As outlined in the General Plan:
“Citywide mobility is essential to Mountain View’s economy, health, community life and long-term sustainability. The [City’s] vision for community mobility includes an increasingly important focus on walking, bicycling and public transit. These modes reduce greenhouse gas emissions and improve Mountain View’s overall health, wellness and livability.”
In order to move toward this vision for community mobility, the City is undertaking transportation projects that aim to integrate walking, bicycling, transit and motor vehicle access; enhance the beauty and vitality of public spaces; and employ emergent technologies and economic models.
Key projects and studies are listed below:
Recent studies are described in more detail in the following sections.
In February 2018, the City of Mountain View completed the Automated Guideway Transportation (AGT) Feasibility Study to address future anticipated demand for commuter access between Downtown Mountain View Transit Center and North Bayshore. The City Council had indicated that that adding roadway capacity in Mountain View would be socially and environmentally undesirable as well as economically impractical. City Council had also indicated that repurposing existing roadway capacity for higher-occupancy modes would be undesirable for motor vehicle access in the city, In order to increase capacity, the City therefore commissioned a study to understand the potential for implementing advanced mobility systems that range from Aerial Lifts, Automated People Movers, Monorail, Personal Rapid Transit and Group Rapid Transit to Autonomous Transit. The study assumed that the system would operate on elevated, exclusive tracks.
Based on the study, Autonomous Transit and Group Rapid Transit emerged as the most appropriate technologies from the perspective of passenger experience, infrastructure needs, technology application, and cost. The study also outlined key considerations for future planning as technology continues to evolve.
In May 2017, City Council adopted the Transit Center Master Plan as the first step in a multi-year process to plan, design and construct the new station area and improve Castro Street. The master planning process considered interrelated options for station access, expressway crossing, grade separation, platform extension, bus/shuttle circulation, vehicle parking and joint development with a view to supporting future Downtown vitality, station access, and multimodal circulation.

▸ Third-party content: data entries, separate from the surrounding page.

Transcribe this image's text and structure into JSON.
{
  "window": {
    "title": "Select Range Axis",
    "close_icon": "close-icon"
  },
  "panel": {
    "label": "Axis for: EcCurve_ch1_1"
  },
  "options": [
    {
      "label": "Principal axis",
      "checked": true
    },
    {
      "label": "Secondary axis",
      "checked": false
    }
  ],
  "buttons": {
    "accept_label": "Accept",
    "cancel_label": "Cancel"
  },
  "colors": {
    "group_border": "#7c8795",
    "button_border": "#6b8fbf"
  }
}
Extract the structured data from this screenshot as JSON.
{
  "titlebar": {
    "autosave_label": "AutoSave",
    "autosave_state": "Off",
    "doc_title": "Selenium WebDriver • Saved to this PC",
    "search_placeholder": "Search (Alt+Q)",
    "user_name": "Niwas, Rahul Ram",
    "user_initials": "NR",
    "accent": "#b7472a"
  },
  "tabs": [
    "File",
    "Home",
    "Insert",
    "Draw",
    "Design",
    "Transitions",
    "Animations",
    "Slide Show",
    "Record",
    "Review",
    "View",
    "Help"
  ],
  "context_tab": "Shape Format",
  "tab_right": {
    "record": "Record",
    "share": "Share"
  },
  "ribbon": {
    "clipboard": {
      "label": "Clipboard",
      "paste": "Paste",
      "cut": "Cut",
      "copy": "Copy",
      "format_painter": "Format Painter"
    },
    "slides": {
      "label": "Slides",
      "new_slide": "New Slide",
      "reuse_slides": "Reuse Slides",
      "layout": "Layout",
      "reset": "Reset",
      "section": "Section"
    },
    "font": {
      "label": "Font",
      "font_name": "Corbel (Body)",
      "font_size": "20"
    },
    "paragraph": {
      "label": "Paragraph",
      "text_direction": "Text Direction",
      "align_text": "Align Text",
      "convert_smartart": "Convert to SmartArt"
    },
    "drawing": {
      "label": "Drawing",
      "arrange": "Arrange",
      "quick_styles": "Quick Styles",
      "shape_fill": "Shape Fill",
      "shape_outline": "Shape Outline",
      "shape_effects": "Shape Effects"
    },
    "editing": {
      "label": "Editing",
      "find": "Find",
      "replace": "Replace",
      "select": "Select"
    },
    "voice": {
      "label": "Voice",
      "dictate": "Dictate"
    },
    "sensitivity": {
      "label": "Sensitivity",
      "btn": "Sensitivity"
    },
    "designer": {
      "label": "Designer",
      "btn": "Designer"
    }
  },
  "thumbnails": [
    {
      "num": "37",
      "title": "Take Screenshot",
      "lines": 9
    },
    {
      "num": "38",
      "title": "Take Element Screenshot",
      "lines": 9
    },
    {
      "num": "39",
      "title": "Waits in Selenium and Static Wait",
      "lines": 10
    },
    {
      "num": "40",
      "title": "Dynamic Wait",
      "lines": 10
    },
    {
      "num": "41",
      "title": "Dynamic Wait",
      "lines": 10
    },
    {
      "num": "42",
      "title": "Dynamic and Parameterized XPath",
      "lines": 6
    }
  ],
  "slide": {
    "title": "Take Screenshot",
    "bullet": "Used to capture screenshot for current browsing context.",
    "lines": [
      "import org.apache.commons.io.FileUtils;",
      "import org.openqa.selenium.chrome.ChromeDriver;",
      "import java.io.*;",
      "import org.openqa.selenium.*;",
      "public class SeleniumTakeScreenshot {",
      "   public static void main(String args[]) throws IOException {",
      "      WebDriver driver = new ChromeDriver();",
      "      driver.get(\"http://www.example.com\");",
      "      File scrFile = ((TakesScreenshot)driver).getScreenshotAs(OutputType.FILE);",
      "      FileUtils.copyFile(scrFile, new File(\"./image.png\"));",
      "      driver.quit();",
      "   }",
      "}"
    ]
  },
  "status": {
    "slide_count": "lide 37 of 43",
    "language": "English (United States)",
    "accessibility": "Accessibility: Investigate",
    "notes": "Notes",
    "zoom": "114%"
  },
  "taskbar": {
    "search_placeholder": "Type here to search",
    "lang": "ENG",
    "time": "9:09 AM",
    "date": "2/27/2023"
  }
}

The conceptual plan adopted by Council includes redirection of Castro Street at West Evelyn Avenue; construction of a new ramp from West Evelyn Avenue to Shoreline Boulevard; installation of pedestrian and bicycle undercrossings across the expressway and Caltrain tracks; changes to Moffett/Central intersection; and platform widening and extension to the west.
The City is now working on Next Steps including more detailed design and environmental clearance.
On November 25, 2014, Mountain View City Council approved a conceptual design for integrated transit, bicycle and pedestrian facilities in the Shoreline Boulevard Corridor from Downtown Mountain View and Downtown Transit Center to the City's North Bayshore Area. The conceptual design outlined in the Shoreline Boulevard Corridor Study (2014) employed a multimodal approach to achieving the City’s ambitious mode share goals, which had been evaluated in the Shoreline Transportation Study (2013). Key design features include a reversible transit lane and dedicated transit signals on Shoreline Boulevard; a new pedestrian/bicycle bridge over U.S. 101; protected intersections and protected bikeway facilities; shuttle operational changes; and recommendations for further analysis of Mountain View Transit Center and the Castro/Moffett/Central intersection. In recognition of the innovative and sustainable approach to this corridor, the City of Mountain View received an Award of Excellence in Transportation Planning from the California Northern section of the American Planning Association.
The City is now carrying out capital project to complete detailed design of the first phase of this project, including reversible bus lanes. As discussed above, the City is also undertaking the Transit Center Master Plan to further concepts at the Transit Center.